Just when you thought it was safe to go back into the buy-to-let market, the Scottish Government has imposed another tax burden on landlords.
From this month, the stamp duty surcharge on the purchase of second properties is rising from 3% to 4% north of the border.
The measure – that will not be introduced in the rest of the UK – was announced by Scotland’s Finance Secretary Derek MacKay in his budget speech in December.
It follows the replacement of Stamp Duty with the more draconian Land and Buildings Transaction Tax (LBTT) in 2015 and the phasing-out of mortgage interest tax relief on rental income, which also comes into full effect at the end of this month. Stress tests for buy-to-let mortgages have also been introduced.
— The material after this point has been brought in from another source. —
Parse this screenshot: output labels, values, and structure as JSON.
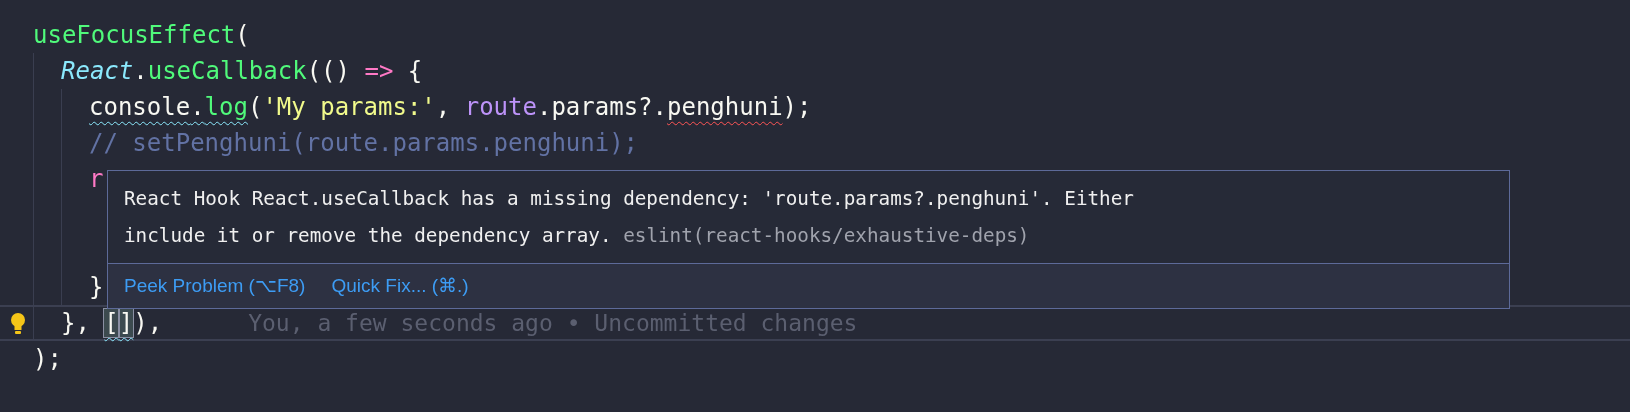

However, losses suffered by landlords will mean that first time buyers and those moving up the property ladder gain.
According to forecasts, tax revenues raised from increasing the rate of Additional Dwelling Supplement (ADS) – the Scottish Government’s name for the surcharge - will be £2.3m in 2018/19, rising to £25.4m in 2019/20.
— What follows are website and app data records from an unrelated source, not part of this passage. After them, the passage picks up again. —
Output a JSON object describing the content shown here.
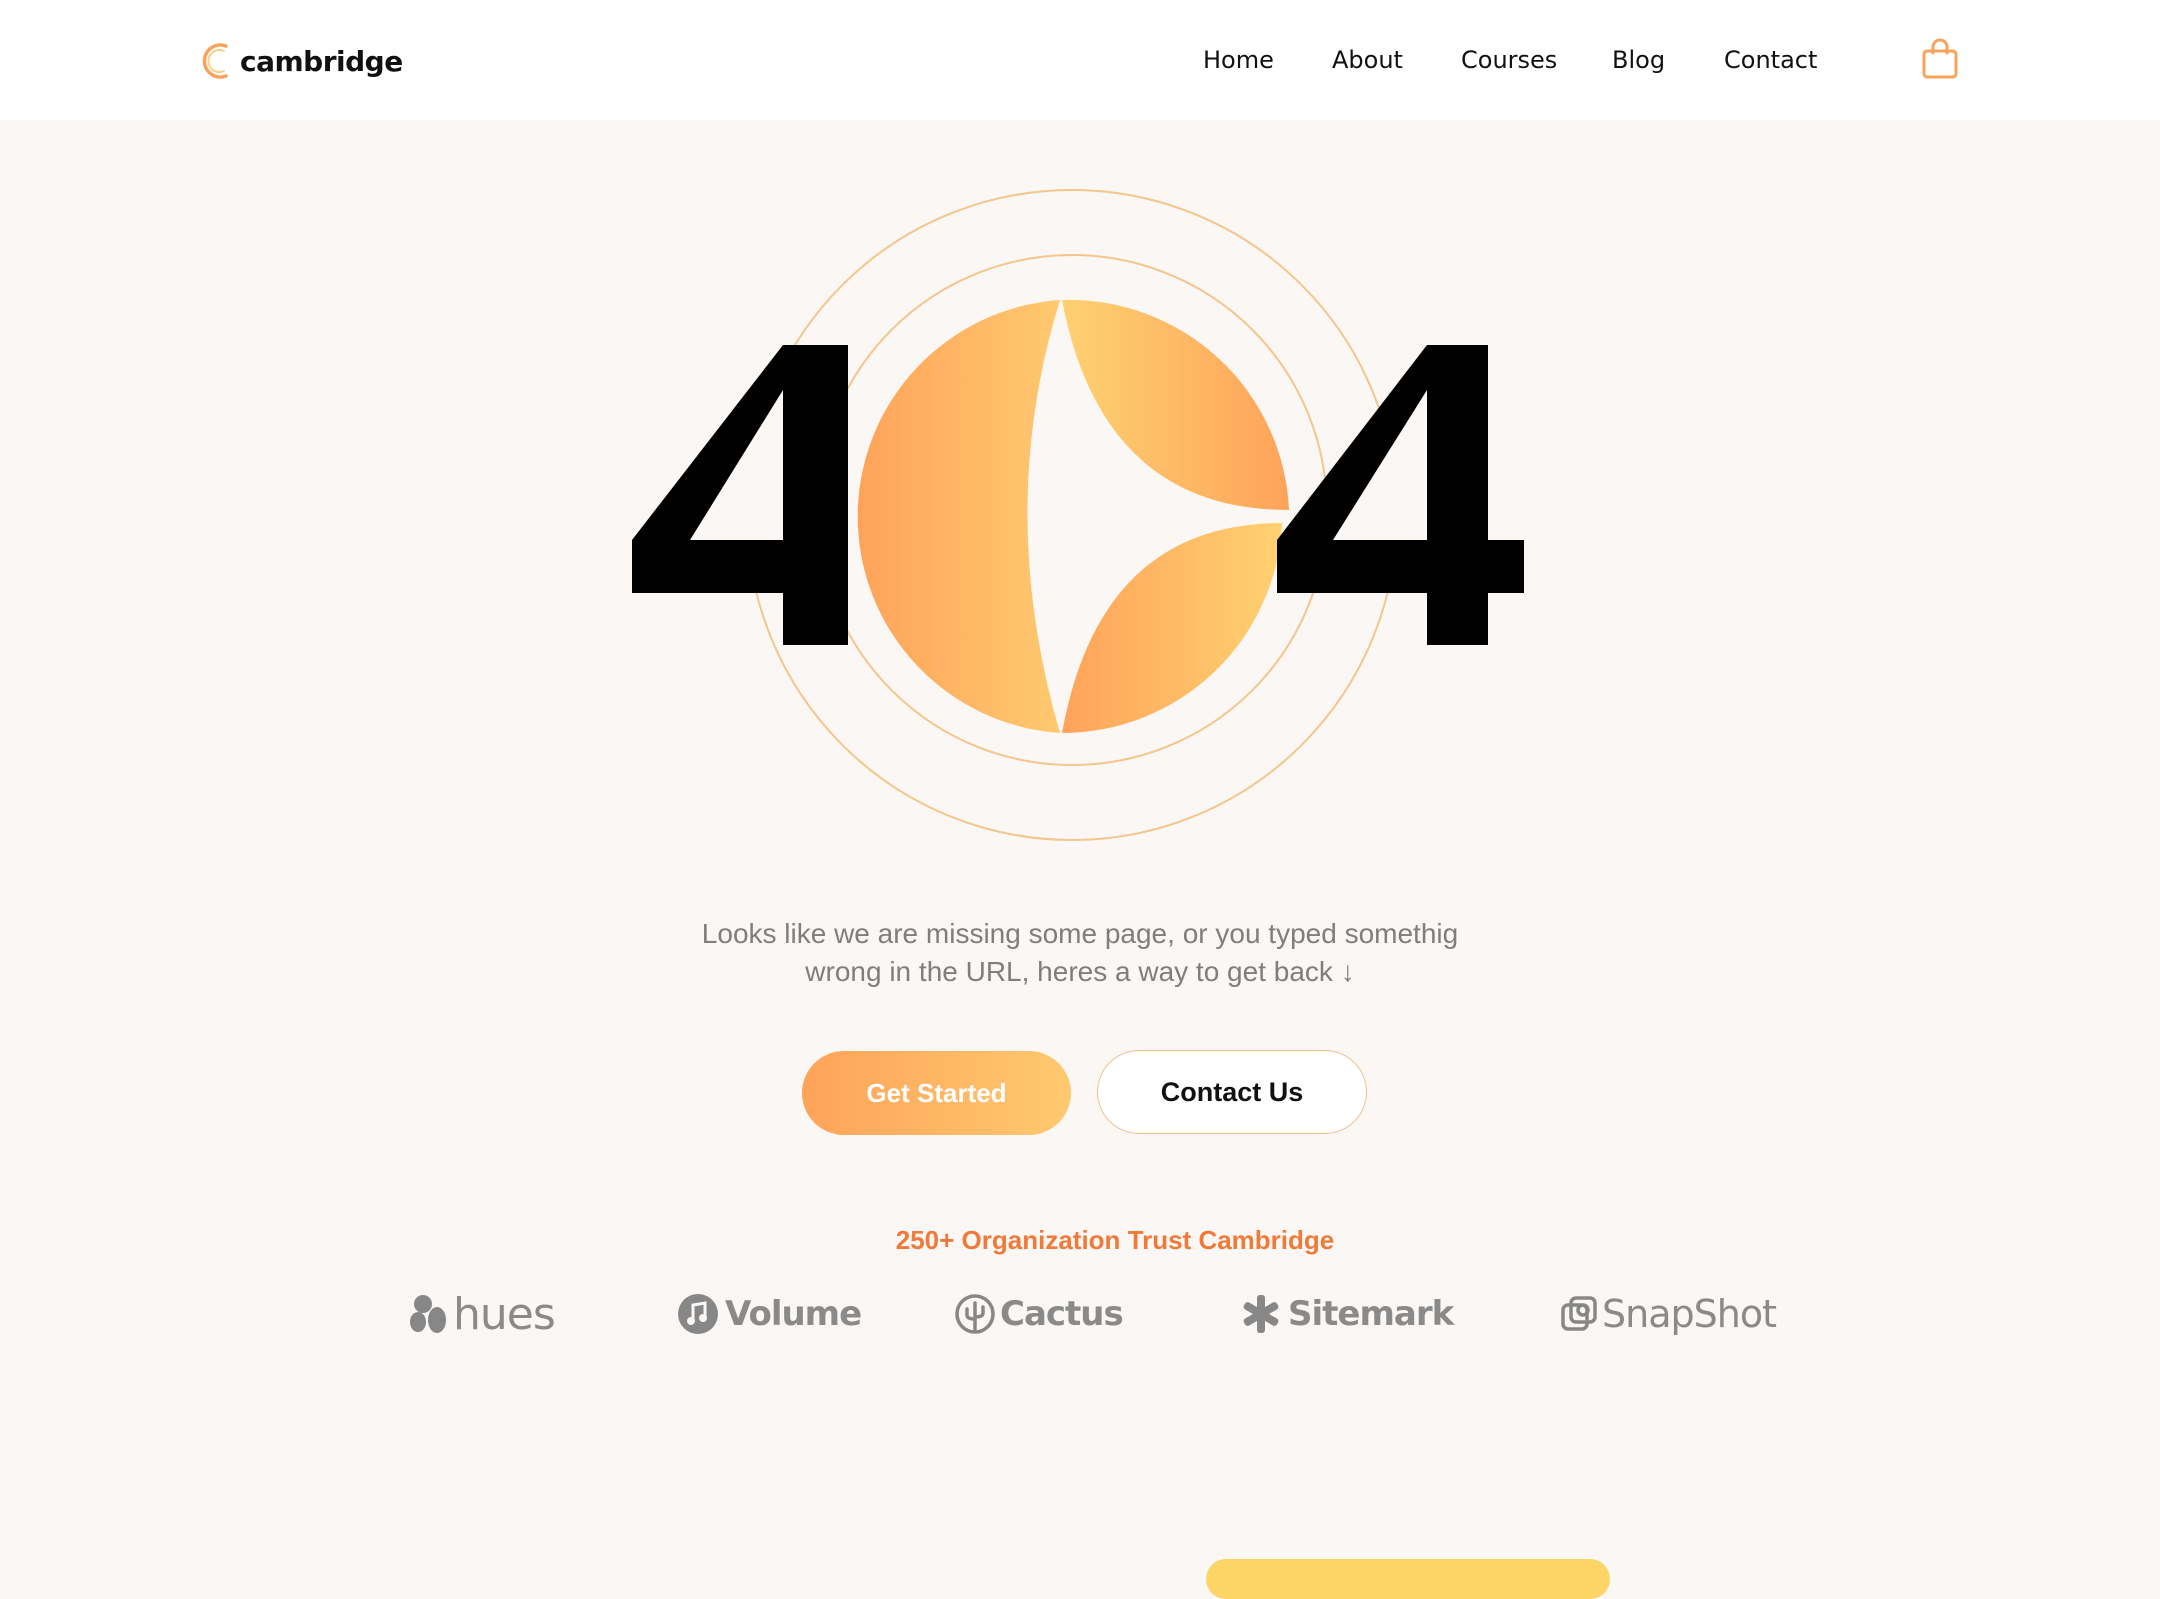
{
  "brand": {
    "name": "cambridge"
  },
  "nav": {
    "items": [
      "Home",
      "About",
      "Courses",
      "Blog",
      "Contact"
    ]
  },
  "hero": {
    "error_code_left": "4",
    "error_code_right": "4",
    "message_line1": "Looks like we are missing some page, or you typed somethig",
    "message_line2": "wrong in the URL, heres a way to get back ↓",
    "primary_button": "Get Started",
    "secondary_button": "Contact  Us"
  },
  "trust": {
    "title": "250+ Organization Trust Cambridge",
    "logos": [
      "hues",
      "Volume",
      "Cactus",
      "Sitemark",
      "SnapShot"
    ]
  },
  "colors": {
    "accent_orange": "#fea35a",
    "accent_yellow": "#fec96f",
    "trust_text": "#f07a3a",
    "background": "#faf7f4"
  },
  "icons": [
    "logo-c-icon",
    "shopping-bag-icon",
    "hues-logo-icon",
    "volume-logo-icon",
    "cactus-logo-icon",
    "sitemark-logo-icon",
    "snapshot-logo-icon"
  ]
}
That additional income has allowed Mr Mackay to raise the zero-LBTT threshold for first-time buyers from £145,000 to £175,000.
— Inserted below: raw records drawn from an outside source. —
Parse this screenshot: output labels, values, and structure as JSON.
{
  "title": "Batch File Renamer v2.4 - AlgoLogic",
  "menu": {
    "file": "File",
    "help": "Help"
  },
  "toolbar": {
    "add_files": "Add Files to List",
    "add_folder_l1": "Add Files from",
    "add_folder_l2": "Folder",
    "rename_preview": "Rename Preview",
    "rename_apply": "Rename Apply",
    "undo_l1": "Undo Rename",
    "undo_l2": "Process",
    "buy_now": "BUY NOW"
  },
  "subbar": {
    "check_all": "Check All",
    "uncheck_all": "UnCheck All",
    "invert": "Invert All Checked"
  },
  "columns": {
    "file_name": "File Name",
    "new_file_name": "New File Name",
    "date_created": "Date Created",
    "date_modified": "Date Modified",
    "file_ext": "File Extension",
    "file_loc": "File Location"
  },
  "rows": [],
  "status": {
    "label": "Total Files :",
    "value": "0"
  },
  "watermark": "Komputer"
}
Paul Burns, Director of Scottish Property Centre Cardonald, said: “Nobody likes paying higher taxes but there will be some winners with this month’s rise.
“Revenues raised through the ADS will help thousands of young people to buy their first homes and many others will be able to move up the property ladder and purchase a house worth up to £175,000 without paying any LBTT.”
The Scottish Government also makes the point that even with the new higher ADS rate, 80% of residential property bought in Scotland attracts a lower property tax than in the rest of the UK.
The ADS was introduced across the UK on April 1, 2016 and is payable when you’re buying a second residential property (in addition to your main home).
It means that people buying second homes or buy-to-let property currently pay an additional 3% - rising to 4% in Scotland on January 25 - on top of the regular LBTT rates.
LBTT is a tiered tax, meaning you pay different rates on different portions of the property price. It imposes a progressive levy on residential properties of 2% on homes worth more than £175,000 up to 12% on those which sell for more than £750,000.
The change means that a buy-to-let landlord purchasing a home for £250,000 will see their bill rise from £9,600 to £12,100.
For more information on how much you will have to pay contact your local branch of Scottish Property Centre and talk to one of our qualified estate agents.